Where were you guys recording before you had any support?

In my bedroom. There are songs on the album that we recorded in my bedroom like You Know You Like It, which was recorded up against a beach towel in my bedroom. Your Drums, Your Love was recorded there. Bad Idea. We still have the same set up. The only thing that’s different is we have a room that’s soundproof. It’s still a computer, a keyboard and a microphone, really.

What do you have to have when you go to record a song?

Not much. I prefer a computer. The computer has to have a mouse these days. I use a Macintosh computer, and I can’t get along with the new trackpad. Aluna would prefer some daylight, but that doesn’t come standard with most recording studios in London.

What’s your favorite track from the album?

Uh… I like them all, man. But there’s one called Superstar, which is about my dad. So, I like that one a lot. It’s nice to have that there.
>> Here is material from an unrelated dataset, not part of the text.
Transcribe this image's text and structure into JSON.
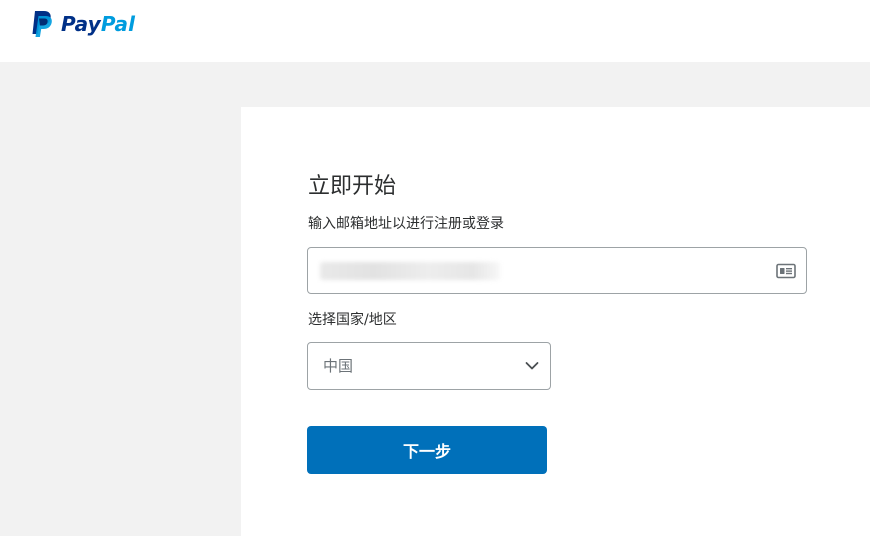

Is there anything going on in music that you just don’t like?

Something I miss is the mystique – not knowing everything about everyone via social media and such. When I was younger, someone like Thom Yorke from Radiohead – you’d have to really read into the interview and build up these visions of the people because you’d really only see them in the interviews or performing. You weren’t saturated with information about them. I miss that.

Body Music is released in Australia on July 26 on Island UK/UMA.